Entrepreneurial instructional learning – Higher education can provide a low-risk setting for aspiring entrepreneurs to observe and learn. It gives more knowledge about specific disciplines needed in entrepreneurship, whether it’s accounting, leadership theories, or how to write a business plan.
However, instructional learning at whatever level is really incomplete without the other forms of social learning theory. In fact, in Dr. Johnson’s 2016 research, he found that levels of formal education achieved did not have a significant correlation with entrepreneurial success because they represent only one part of the larger equation at work.
Entrepreneurial mentorship learning – Being in a mentoring relationship with a more experienced and knowledgeable entrepreneur allows one to learn from and imitate a mentor with a proven track record. A mentor relationship with a more experienced entrepreneur enables an individual to obtain guidance and learn new skills.
In fact, Johnson’s 2016 research found a correlation between entrepreneurial mentorship and entrepreneurial success as defined by 5-year startup survival, as well as improvement in both income and net worth. Although new entrepreneurs should seek mentors with a good track record, some of the best entrepreneurial mentors are those individuals who have experienced major failures prior to experiencing success, as their mentees receive the benefit of their more nuanced experiences.
Entrepreneurial experiential learning – Once an entrepreneur has received formal training and has begun learning from a mentor, another critical step is to apply those newly learned behaviors through the old-fashioned school of hard knocks. This is where learning meets risk taking. Nothing helps one to remember entrepreneurial lessons so much as practical experience.

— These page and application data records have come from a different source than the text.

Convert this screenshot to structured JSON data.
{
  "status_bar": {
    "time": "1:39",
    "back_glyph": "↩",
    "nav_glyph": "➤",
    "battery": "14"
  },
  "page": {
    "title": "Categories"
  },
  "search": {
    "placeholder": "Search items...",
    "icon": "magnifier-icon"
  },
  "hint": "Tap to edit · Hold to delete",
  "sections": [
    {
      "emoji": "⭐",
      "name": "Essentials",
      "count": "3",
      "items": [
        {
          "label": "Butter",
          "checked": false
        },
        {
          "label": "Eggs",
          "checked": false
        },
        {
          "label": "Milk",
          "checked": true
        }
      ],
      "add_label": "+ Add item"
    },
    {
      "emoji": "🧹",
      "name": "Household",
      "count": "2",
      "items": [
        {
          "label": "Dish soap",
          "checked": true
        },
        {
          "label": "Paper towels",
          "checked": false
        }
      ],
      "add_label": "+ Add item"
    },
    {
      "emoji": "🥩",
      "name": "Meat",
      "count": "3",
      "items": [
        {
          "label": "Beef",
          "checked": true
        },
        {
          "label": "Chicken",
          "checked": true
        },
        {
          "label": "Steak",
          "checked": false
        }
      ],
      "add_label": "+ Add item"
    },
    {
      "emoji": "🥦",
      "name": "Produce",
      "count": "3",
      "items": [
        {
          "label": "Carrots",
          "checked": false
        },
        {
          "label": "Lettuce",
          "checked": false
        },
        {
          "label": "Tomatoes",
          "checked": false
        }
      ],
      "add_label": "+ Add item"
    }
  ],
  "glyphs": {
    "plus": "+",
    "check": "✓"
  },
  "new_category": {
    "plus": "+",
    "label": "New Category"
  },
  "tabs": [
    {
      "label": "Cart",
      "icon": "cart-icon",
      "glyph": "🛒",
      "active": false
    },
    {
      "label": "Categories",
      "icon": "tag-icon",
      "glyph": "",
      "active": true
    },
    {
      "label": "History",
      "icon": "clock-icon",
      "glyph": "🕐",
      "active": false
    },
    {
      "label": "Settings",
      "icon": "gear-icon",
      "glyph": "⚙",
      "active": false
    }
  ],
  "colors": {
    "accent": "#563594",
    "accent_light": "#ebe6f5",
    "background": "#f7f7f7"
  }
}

With a startup, an entrepreneur begins to repeat the behaviors they have learned and observed. Those behaviors will themselves provide valuable experiences on which an individual can build.

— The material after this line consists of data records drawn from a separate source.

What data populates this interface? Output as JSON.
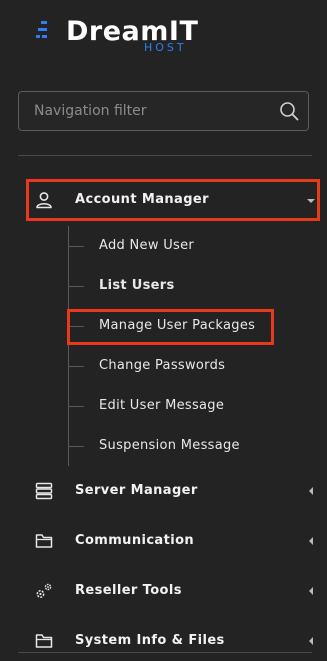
{
  "logo": {
    "text": "DreamIT",
    "subtext": "HOST",
    "accent": "#2d7ff9"
  },
  "filter": {
    "placeholder": "Navigation filter",
    "value": ""
  },
  "colors": {
    "background": "#232323",
    "highlight": "#e8391b"
  },
  "nav": {
    "account_manager": {
      "label": "Account Manager",
      "icon": "user-icon",
      "expanded": true,
      "items": [
        {
          "label": "Add New User"
        },
        {
          "label": "List Users",
          "bold": true
        },
        {
          "label": "Manage User Packages",
          "highlighted": true
        },
        {
          "label": "Change Passwords"
        },
        {
          "label": "Edit User Message"
        },
        {
          "label": "Suspension Message"
        }
      ]
    },
    "server_manager": {
      "label": "Server Manager",
      "icon": "server-icon"
    },
    "communication": {
      "label": "Communication",
      "icon": "folder-icon"
    },
    "reseller_tools": {
      "label": "Reseller Tools",
      "icon": "gears-icon"
    },
    "system_info": {
      "label": "System Info & Files",
      "icon": "folder-icon"
    }
  }
}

At age 21, Dr. Johnson had his first business failure, going bankrupt in the process. However, rather than give up, he formulated a new model by changing some variables. The new venture became so successful that he was able to sell the business for a profit and pay off his earlier creditors. A good entrepreneur will learn what works and what doesn’t and will adapt his future behavior accordingly, especially following a failure.

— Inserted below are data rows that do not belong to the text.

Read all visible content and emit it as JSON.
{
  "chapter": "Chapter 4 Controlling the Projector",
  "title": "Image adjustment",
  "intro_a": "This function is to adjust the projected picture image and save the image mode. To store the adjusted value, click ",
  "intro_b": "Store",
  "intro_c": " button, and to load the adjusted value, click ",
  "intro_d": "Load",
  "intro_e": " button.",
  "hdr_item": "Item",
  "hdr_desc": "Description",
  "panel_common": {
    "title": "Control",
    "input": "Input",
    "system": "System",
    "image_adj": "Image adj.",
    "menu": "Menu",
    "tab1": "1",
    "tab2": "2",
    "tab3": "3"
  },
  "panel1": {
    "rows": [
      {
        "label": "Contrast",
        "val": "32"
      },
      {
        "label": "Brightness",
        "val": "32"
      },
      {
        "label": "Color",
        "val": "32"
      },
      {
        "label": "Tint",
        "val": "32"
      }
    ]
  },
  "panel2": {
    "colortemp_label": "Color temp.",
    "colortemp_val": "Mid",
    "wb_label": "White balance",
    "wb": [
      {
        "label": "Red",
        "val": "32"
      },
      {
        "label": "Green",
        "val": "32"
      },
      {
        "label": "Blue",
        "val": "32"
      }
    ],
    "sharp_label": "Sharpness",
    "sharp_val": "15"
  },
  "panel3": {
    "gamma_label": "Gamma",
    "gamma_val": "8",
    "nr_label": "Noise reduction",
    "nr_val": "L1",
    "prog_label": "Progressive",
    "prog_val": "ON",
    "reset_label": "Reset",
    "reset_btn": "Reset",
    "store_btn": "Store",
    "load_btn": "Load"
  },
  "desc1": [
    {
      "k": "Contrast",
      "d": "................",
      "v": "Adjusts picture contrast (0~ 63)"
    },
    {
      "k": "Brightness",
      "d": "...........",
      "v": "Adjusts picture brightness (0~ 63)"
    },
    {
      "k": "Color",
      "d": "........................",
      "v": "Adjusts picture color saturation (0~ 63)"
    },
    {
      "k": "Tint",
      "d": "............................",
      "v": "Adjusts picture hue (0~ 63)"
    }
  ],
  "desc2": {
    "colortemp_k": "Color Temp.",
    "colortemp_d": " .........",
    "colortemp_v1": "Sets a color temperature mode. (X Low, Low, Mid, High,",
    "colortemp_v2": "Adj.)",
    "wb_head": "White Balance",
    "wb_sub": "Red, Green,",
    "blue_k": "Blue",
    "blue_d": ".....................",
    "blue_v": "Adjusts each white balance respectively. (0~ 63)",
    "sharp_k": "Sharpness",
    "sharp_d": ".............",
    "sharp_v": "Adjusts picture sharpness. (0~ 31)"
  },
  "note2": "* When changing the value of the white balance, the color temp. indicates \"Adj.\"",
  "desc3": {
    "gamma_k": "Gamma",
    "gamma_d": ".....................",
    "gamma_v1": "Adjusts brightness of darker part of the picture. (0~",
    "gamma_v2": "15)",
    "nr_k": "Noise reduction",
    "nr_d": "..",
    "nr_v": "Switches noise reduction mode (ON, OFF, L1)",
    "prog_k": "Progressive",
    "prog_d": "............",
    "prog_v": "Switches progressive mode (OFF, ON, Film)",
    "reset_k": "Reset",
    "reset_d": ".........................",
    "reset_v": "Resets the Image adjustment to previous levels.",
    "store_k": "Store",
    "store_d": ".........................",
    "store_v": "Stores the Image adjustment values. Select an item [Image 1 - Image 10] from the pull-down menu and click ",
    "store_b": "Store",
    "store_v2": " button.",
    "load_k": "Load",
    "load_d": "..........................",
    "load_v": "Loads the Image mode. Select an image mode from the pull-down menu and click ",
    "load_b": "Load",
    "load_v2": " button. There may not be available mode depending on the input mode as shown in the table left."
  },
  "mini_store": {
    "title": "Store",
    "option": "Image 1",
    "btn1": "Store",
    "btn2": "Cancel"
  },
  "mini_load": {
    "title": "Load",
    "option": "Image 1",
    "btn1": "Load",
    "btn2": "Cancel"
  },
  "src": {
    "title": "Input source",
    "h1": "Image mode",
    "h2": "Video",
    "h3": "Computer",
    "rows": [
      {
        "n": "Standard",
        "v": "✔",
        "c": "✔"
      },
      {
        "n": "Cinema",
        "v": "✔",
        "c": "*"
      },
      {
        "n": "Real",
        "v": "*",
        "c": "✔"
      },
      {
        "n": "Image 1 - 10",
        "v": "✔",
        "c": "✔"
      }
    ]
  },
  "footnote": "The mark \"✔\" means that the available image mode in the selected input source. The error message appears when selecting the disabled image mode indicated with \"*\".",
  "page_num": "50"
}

Self-efficacy of entrepreneurial knowledge – After all the training, learning, and mentoring, eventually the entrepreneur reaches a point of confidence in their own entrepreneurial knowledge. This confidence (i.e. self-efficacy) is the cumulative result of all the preceding entrepreneurial learning.
In Dr. Johnson’s research, self-efficacy of entrepreneurial knowledge – however it’s obtained – was found to have a significant correlation to entrepreneurial success. Whatever the combination or intensity of methods, in the final analysis, the knowledge must be retained – and the entrepreneur must have confidence in it – in order to succeed.
Merriam-Webster defines success as, “the correct or desired result of an attempt.” If a business venture does not achieve the projected results, it may be properly labeled a failure. However, just because you experience a startup failure, doesn’t mean that you are a failure. As Winston Churchill famously said, “success consists of going from failure to failure without loss of enthusiasm.”
In the life of an entrepreneur, this could not be more true. In the meantime, keep learning:
- Learn from more formal instructional methods, whether it’s taking a class, reading books, going to a seminar, or anything else that adds to your knowledge and experience.
- Learn from experienced mentors, but make sure that they have real entrepreneurial experience blended from both failure and success.
- Finally, never forget to reflect upon and learn from your own experiences, both good and bad.
If you can do that without the loss of enthusiasm, your confidence in your skills and knowledge will grow, and so will your chances of success.
For more information on Dr. Johnson’s published Ph.D. dissertation titled: Examining Learning Antecedents to Entrepreneurial Success go to http://www.proquest.com/products-services/pqdtglobal.html.